New images released by NASA, taken by the Operational Land Imager on Landsat 8, show the extreme extent of the ice melt on Eagle Island in Antarctica.
These shocking images come after a week-long heatwave which broke the record for hottest temperature ever recorded in the region.
At 18.3°C, Antarctica would have been warm enough to wear a light jersey, rather than the expected snowsuit.
The images of the island follow a large part of the ice cap melting into the sea, showing small pools of melt, which also compromise the ice.
“I haven’t seen melt ponds develop this quickly in Antarctica,” Mauri Pelto, a glaciologist said in NASA’s press release.
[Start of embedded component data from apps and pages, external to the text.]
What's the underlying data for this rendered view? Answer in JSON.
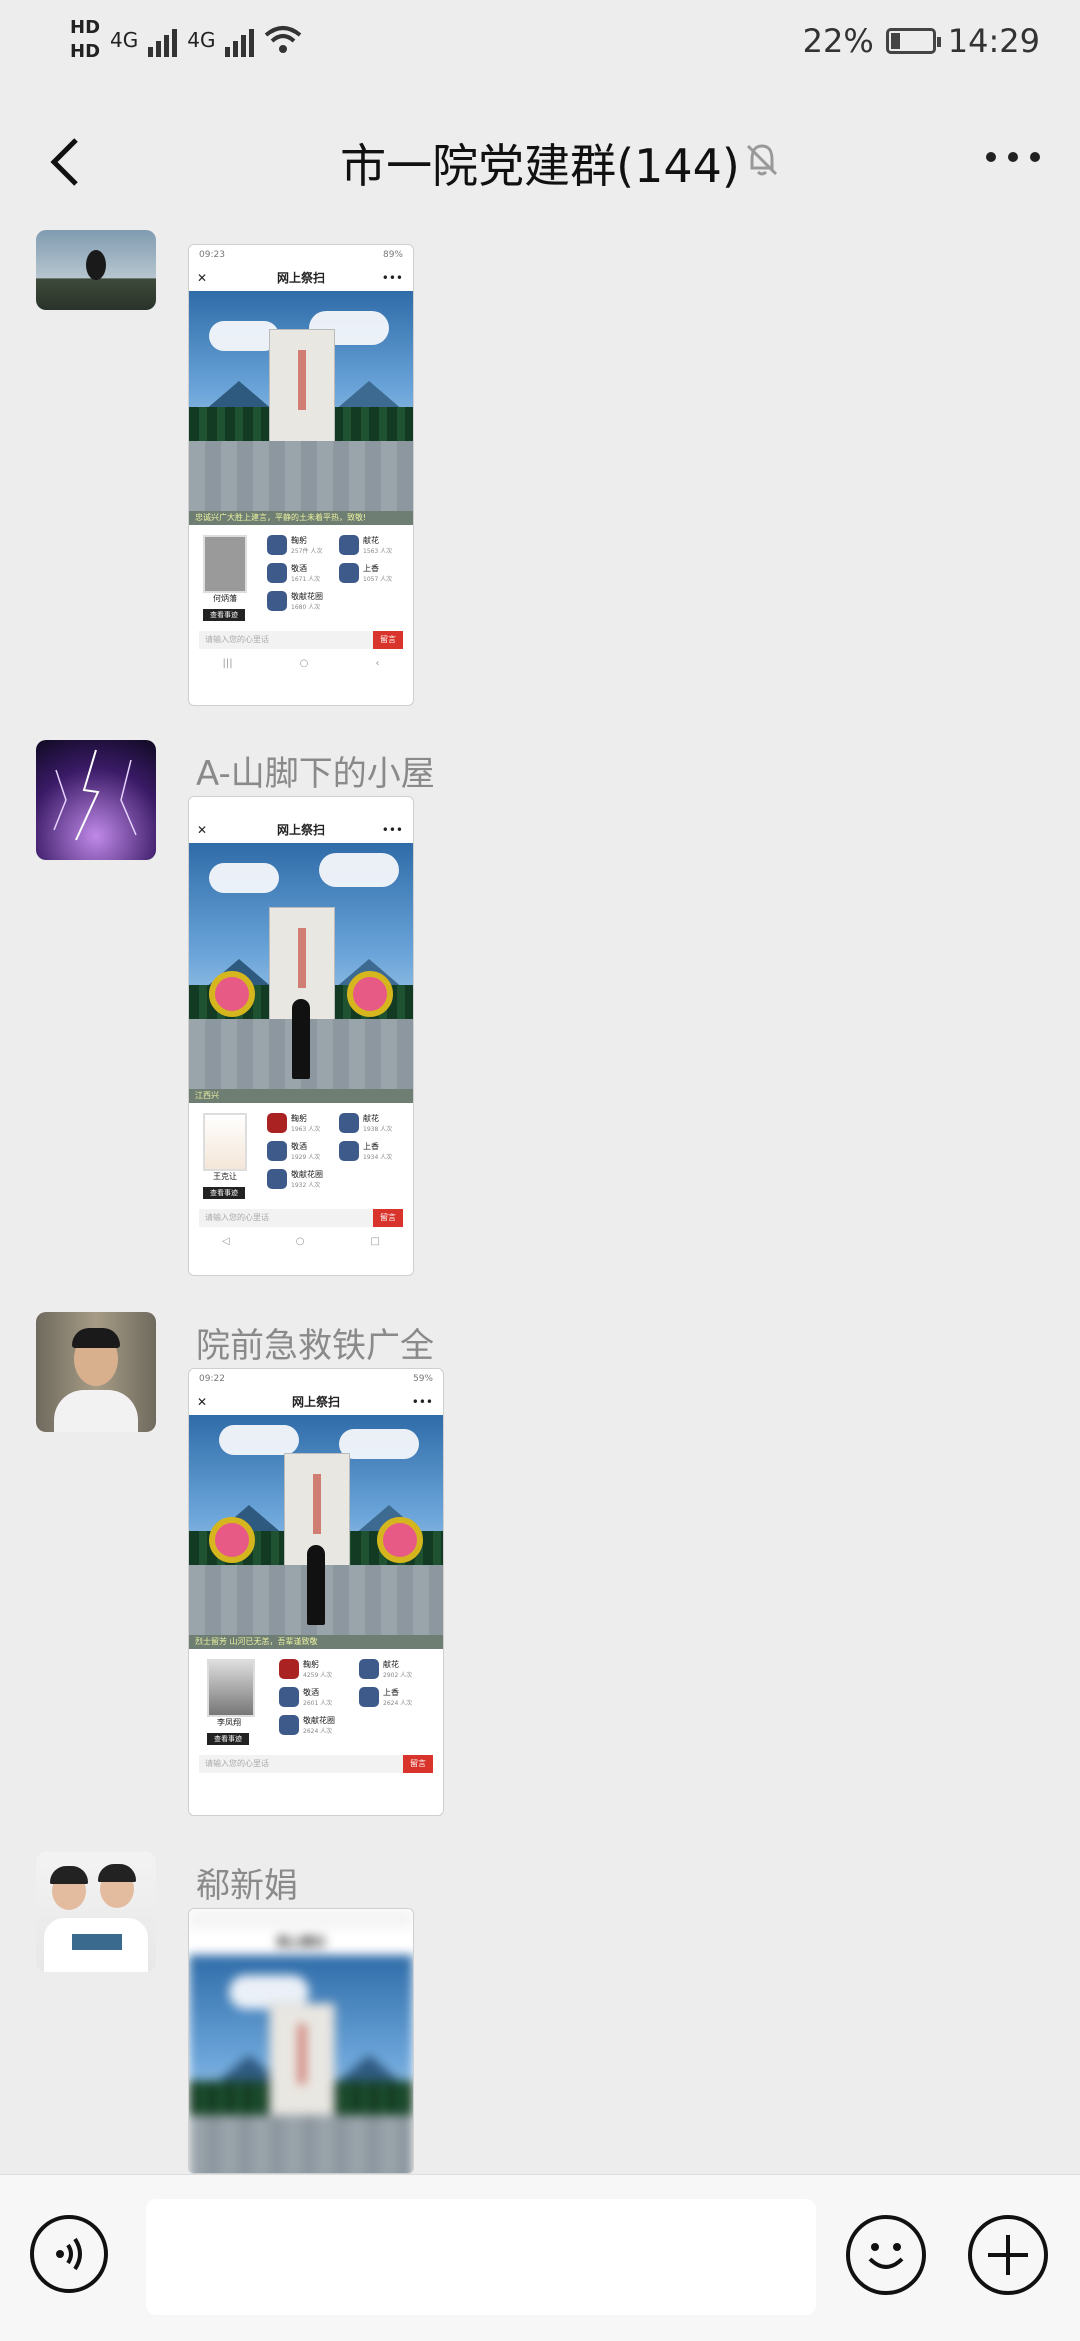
{
  "status_bar": {
    "hd1": "HD",
    "hd2": "HD",
    "net1": "4G",
    "net2": "4G",
    "battery_pct": "22%",
    "time": "14:29",
    "battery_level": 0.22
  },
  "header": {
    "title": "市一院党建群(144)"
  },
  "messages": [
    {
      "sender": "",
      "shot": {
        "time": "09:23",
        "battery": "89%",
        "title": "网上祭扫",
        "ticker": "忠诚兴广大胜上建言，平静的土未着平热，致敬!",
        "portrait_name": "何炳藩",
        "record_label": "查看事迹",
        "actions": [
          {
            "label": "鞠躬",
            "count": "257件 人次"
          },
          {
            "label": "献花",
            "count": "1563 人次"
          },
          {
            "label": "敬酒",
            "count": "1671 人次"
          },
          {
            "label": "上香",
            "count": "1057 人次"
          },
          {
            "label": "敬献花圈",
            "count": "1680 人次"
          }
        ],
        "input_placeholder": "请输入您的心里话",
        "send": "留言"
      }
    },
    {
      "sender": "A-山脚下的小屋",
      "shot": {
        "time": "",
        "battery": "",
        "title": "网上祭扫",
        "ticker": "江西兴",
        "portrait_name": "王克让",
        "record_label": "查看事迹",
        "actions": [
          {
            "label": "鞠躬",
            "count": "1963 人次"
          },
          {
            "label": "献花",
            "count": "1938 人次"
          },
          {
            "label": "敬酒",
            "count": "1929 人次"
          },
          {
            "label": "上香",
            "count": "1934 人次"
          },
          {
            "label": "敬献花圈",
            "count": "1932 人次"
          }
        ],
        "input_placeholder": "请输入您的心里话",
        "send": "留言"
      }
    },
    {
      "sender": "院前急救铁广全",
      "shot": {
        "time": "09:22",
        "battery": "59%",
        "title": "网上祭扫",
        "ticker": "烈士留芳  山河已无恙，吾辈谨致敬",
        "portrait_name": "李凤翔",
        "record_label": "查看事迹",
        "actions": [
          {
            "label": "鞠躬",
            "count": "4259 人次"
          },
          {
            "label": "献花",
            "count": "2902 人次"
          },
          {
            "label": "敬酒",
            "count": "2601 人次"
          },
          {
            "label": "上香",
            "count": "2624 人次"
          },
          {
            "label": "敬献花圈",
            "count": "2624 人次"
          }
        ],
        "input_placeholder": "请输入您的心里话",
        "send": "留言"
      }
    },
    {
      "sender": "郗新娟",
      "shot": {
        "title": "网上祭扫"
      }
    }
  ],
  "colors": {
    "background": "#ededed",
    "send_red": "#d9342c"
  }
}
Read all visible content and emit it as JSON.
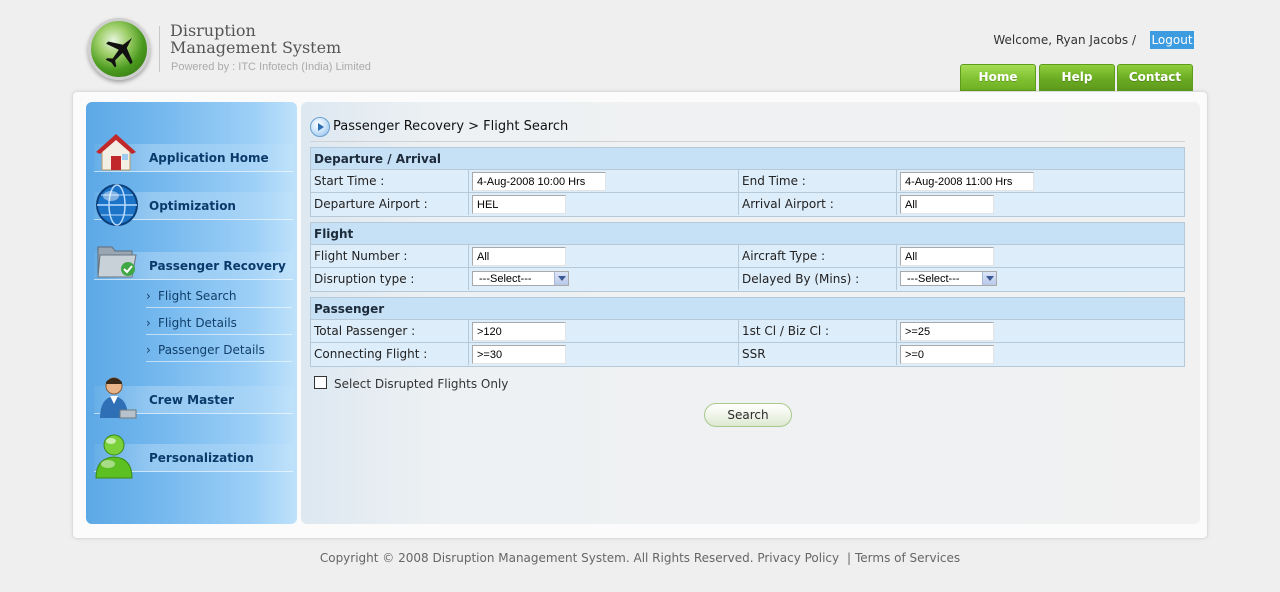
{
  "header": {
    "app_title_line1": "Disruption",
    "app_title_line2": "Management System",
    "powered_by": "Powered by : ITC Infotech (India) Limited",
    "welcome_text": "Welcome, Ryan Jacobs /",
    "logout_label": "Logout",
    "tabs": [
      {
        "label": "Home"
      },
      {
        "label": "Help"
      },
      {
        "label": "Contact"
      }
    ]
  },
  "sidebar": {
    "items": [
      {
        "label": "Application Home",
        "icon": "home-icon"
      },
      {
        "label": "Optimization",
        "icon": "globe-icon"
      },
      {
        "label": "Passenger Recovery",
        "icon": "folder-icon"
      },
      {
        "label": "Crew Master",
        "icon": "crew-icon"
      },
      {
        "label": "Personalization",
        "icon": "user-icon"
      }
    ],
    "sub_items": [
      {
        "label": "Flight Search"
      },
      {
        "label": "Flight Details"
      },
      {
        "label": "Passenger Details"
      }
    ],
    "sub_arrow": "›"
  },
  "main": {
    "heading": "Passenger Recovery > Flight Search",
    "sections": [
      {
        "title": "Departure / Arrival",
        "rows": [
          {
            "label1": "Start Time :",
            "value1": "4-Aug-2008 10:00 Hrs",
            "label2": "End Time :",
            "value2": "4-Aug-2008 11:00 Hrs"
          },
          {
            "label1": "Departure Airport :",
            "value1": "HEL",
            "label2": "Arrival Airport :",
            "value2": "All"
          }
        ]
      },
      {
        "title": "Flight",
        "rows": [
          {
            "label1": "Flight Number :",
            "value1": "All",
            "label2": "Aircraft Type :",
            "value2": "All"
          },
          {
            "label1": "Disruption type :",
            "value1": "---Select---",
            "label2": "Delayed By (Mins) :",
            "value2": "---Select---"
          }
        ]
      },
      {
        "title": "Passenger",
        "rows": [
          {
            "label1": "Total Passenger :",
            "value1": ">120",
            "label2": "1st Cl / Biz Cl :",
            "value2": ">=25"
          },
          {
            "label1": "Connecting Flight :",
            "value1": ">=30",
            "label2": "SSR",
            "value2": ">=0"
          }
        ]
      }
    ],
    "checkbox_label": "Select Disrupted Flights Only",
    "search_label": "Search"
  },
  "footer": {
    "copyright": "Copyright © 2008 Disruption Management System. All Rights Reserved.",
    "privacy": "Privacy Policy",
    "separator": "|",
    "terms": "Terms of Services"
  },
  "colors": {
    "accent_green": "#6aab22",
    "logout_blue": "#3d9be0",
    "sidebar_blue": "#5ca8e6",
    "section_header": "#c6e0f5",
    "row_bg": "#deedfa"
  }
}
While ice melt is not a strange phenomenon for the area in general, it is unusual for an island that is so far north. In addition, the increase in identified melts is concerning.
“These warm events are occurring more frequently in that part of the peninsula,” Alexandra Isern, head of Antarctic sciences at the National Science Foundation told NPR.
“You see these kinds of melt events in Alaska and Greenland, but not usually in Antarctica.”
Scientists are concerned because this wasn’t the first heatwave of the season. but rather the third major melt event of the 2019-2020 Southern Hemisphere summer.